## About this exercise
Using the entries that follow, count the lines containing the word "Allah" and give that number by itself.

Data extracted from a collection
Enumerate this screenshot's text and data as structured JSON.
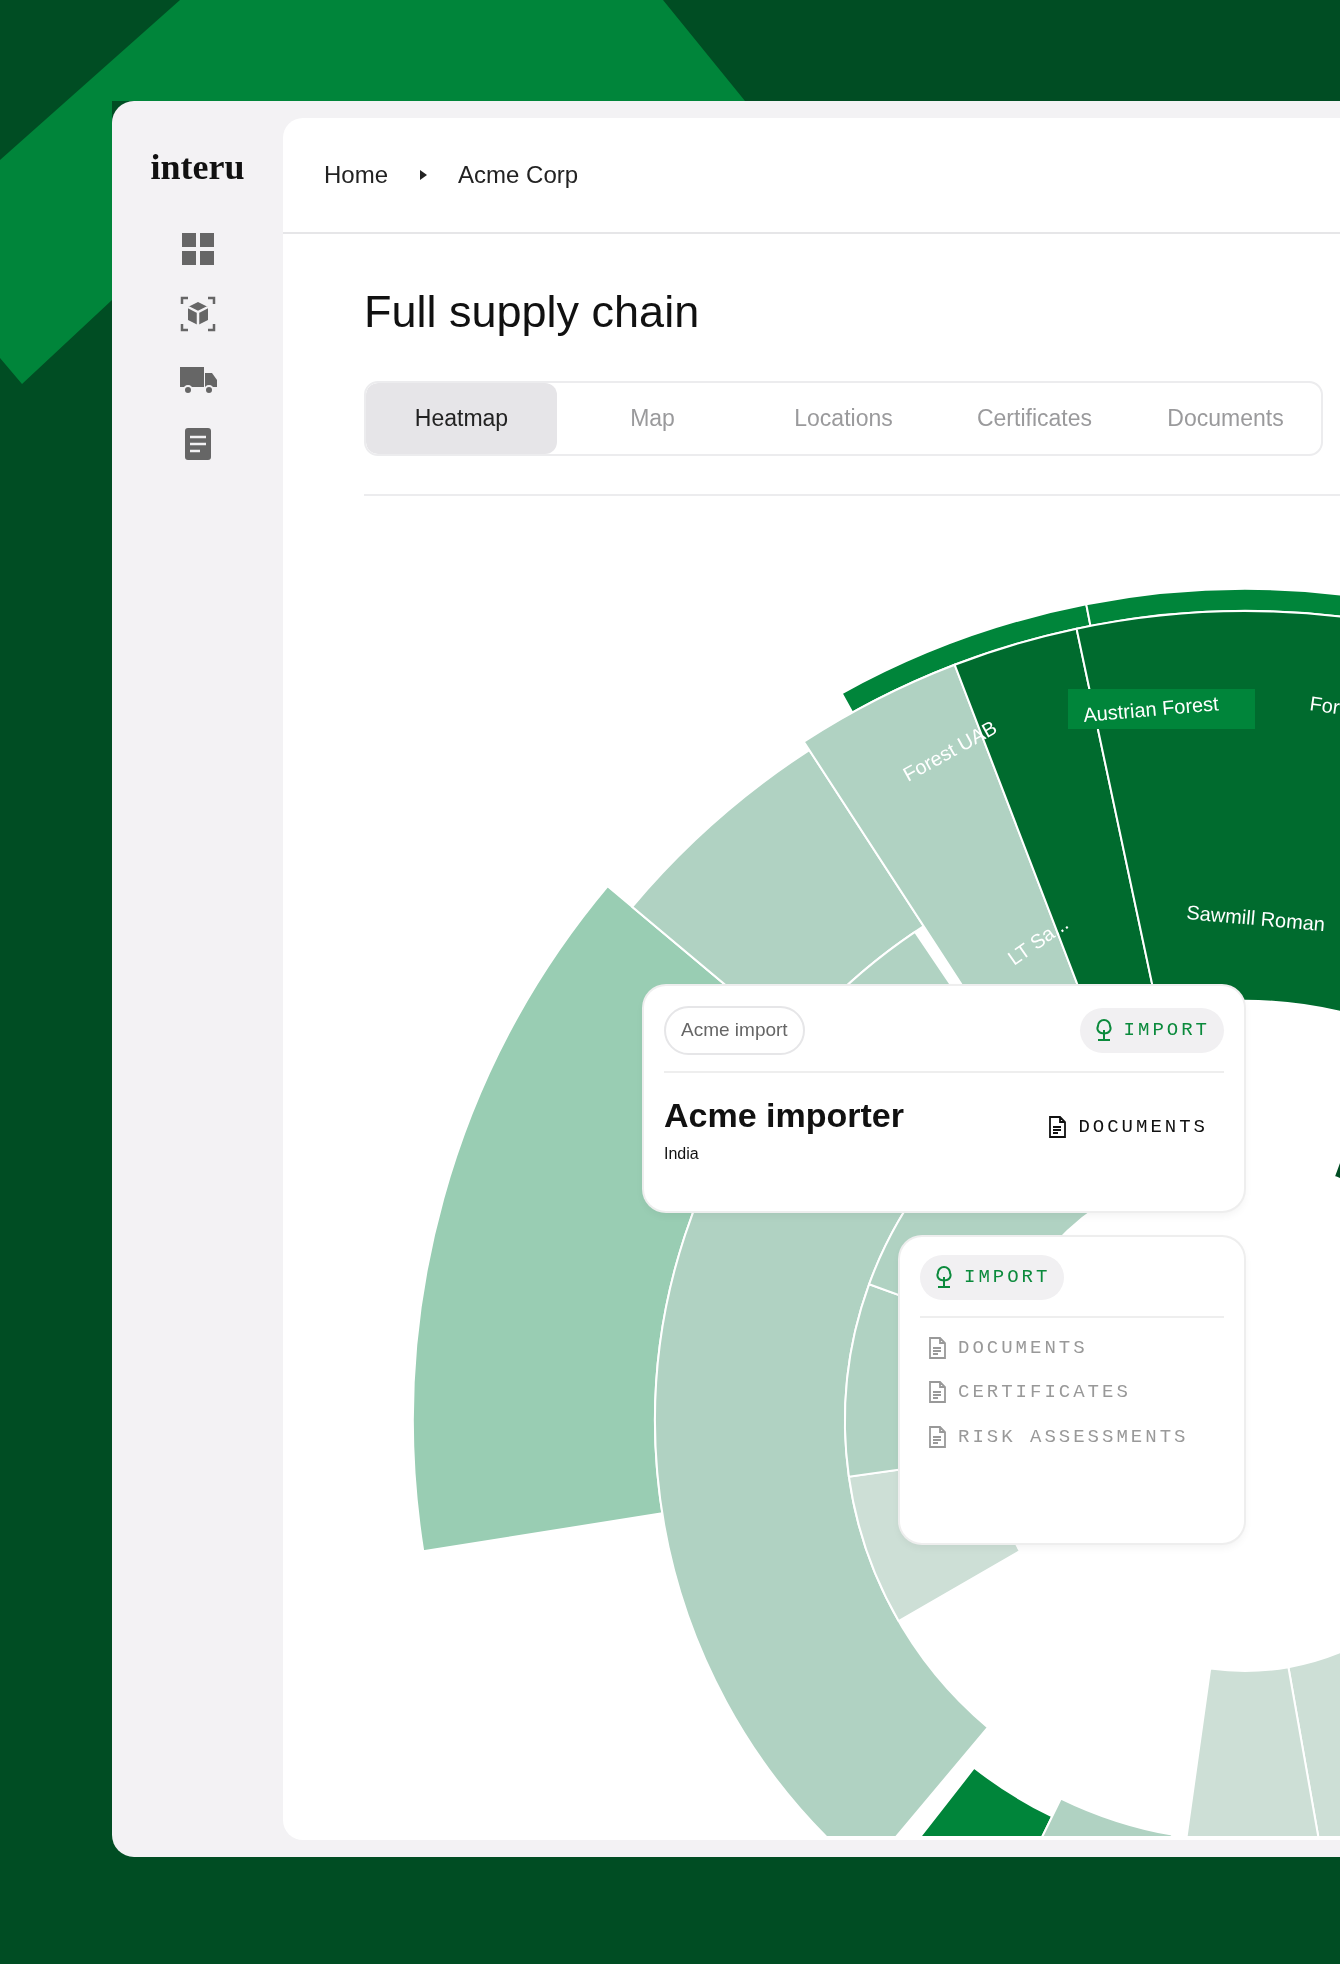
{
  "logo": "interu",
  "breadcrumb": [
    "Home",
    "Acme Corp"
  ],
  "title": "Full supply chain",
  "tabs": [
    {
      "label": "Heatmap",
      "selected": true
    },
    {
      "label": "Map",
      "selected": false
    },
    {
      "label": "Locations",
      "selected": false
    },
    {
      "label": "Certificates",
      "selected": false
    },
    {
      "label": "Documents",
      "selected": false
    }
  ],
  "sunburst": {
    "labels": [
      "Forest UAB",
      "Austrian Forest",
      "For",
      "Sawmill Roman",
      "LT Sa..."
    ]
  },
  "node_card": {
    "tag": "Acme import",
    "import_button": "IMPORT",
    "name": "Acme importer",
    "country": "India",
    "documents_button": "DOCUMENTS"
  },
  "menu_card": {
    "import_button": "IMPORT",
    "items": [
      {
        "label": "DOCUMENTS",
        "disabled": true
      },
      {
        "label": "CERTIFICATES",
        "disabled": true
      },
      {
        "label": "RISK ASSESSMENTS",
        "disabled": true
      }
    ]
  }
}
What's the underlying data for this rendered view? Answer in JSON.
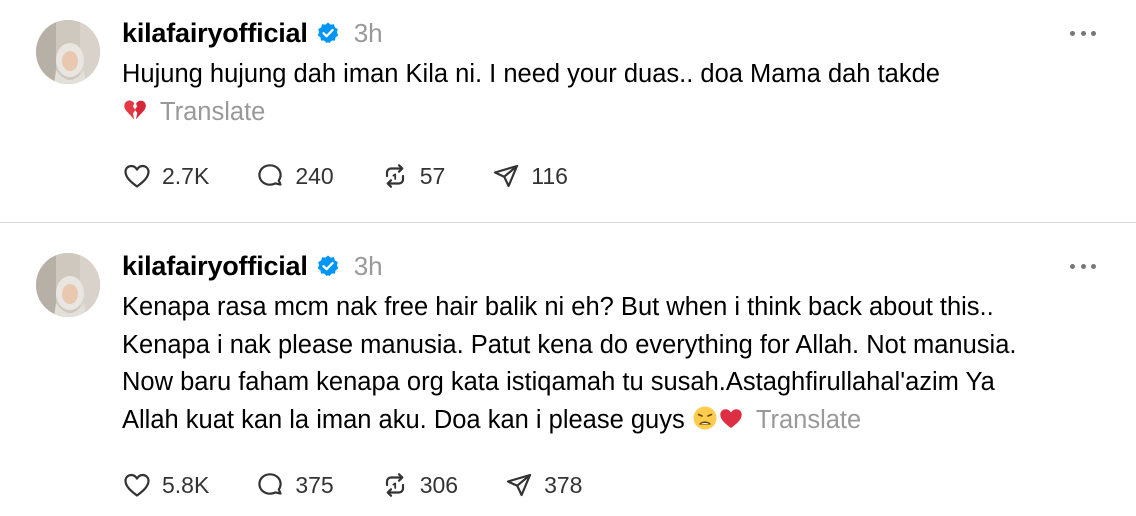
{
  "posts": [
    {
      "username": "kilafairyofficial",
      "time": "3h",
      "text": "Hujung hujung dah iman Kila ni. I need your duas.. doa Mama dah takde",
      "translate_label": "Translate",
      "emoji_trailing": "broken-heart",
      "counts": {
        "likes": "2.7K",
        "replies": "240",
        "reposts": "57",
        "shares": "116"
      }
    },
    {
      "username": "kilafairyofficial",
      "time": "3h",
      "lines": [
        "Kenapa rasa mcm nak free hair balik ni eh? But when i think back about this..",
        "Kenapa i nak please manusia. Patut kena do everything for Allah. Not manusia.",
        "Now baru faham kenapa org kata istiqamah tu susah.Astaghfirullahal'azim Ya",
        "Allah kuat kan la iman aku. Doa kan i please guys"
      ],
      "translate_label": "Translate",
      "emoji_trailing": [
        "weary-face",
        "red-heart"
      ],
      "counts": {
        "likes": "5.8K",
        "replies": "375",
        "reposts": "306",
        "shares": "378"
      }
    }
  ],
  "colors": {
    "verified": "#0095f6",
    "muted": "#999999",
    "divider": "#d9d9d9",
    "icon": "#333333"
  }
}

## Your response
2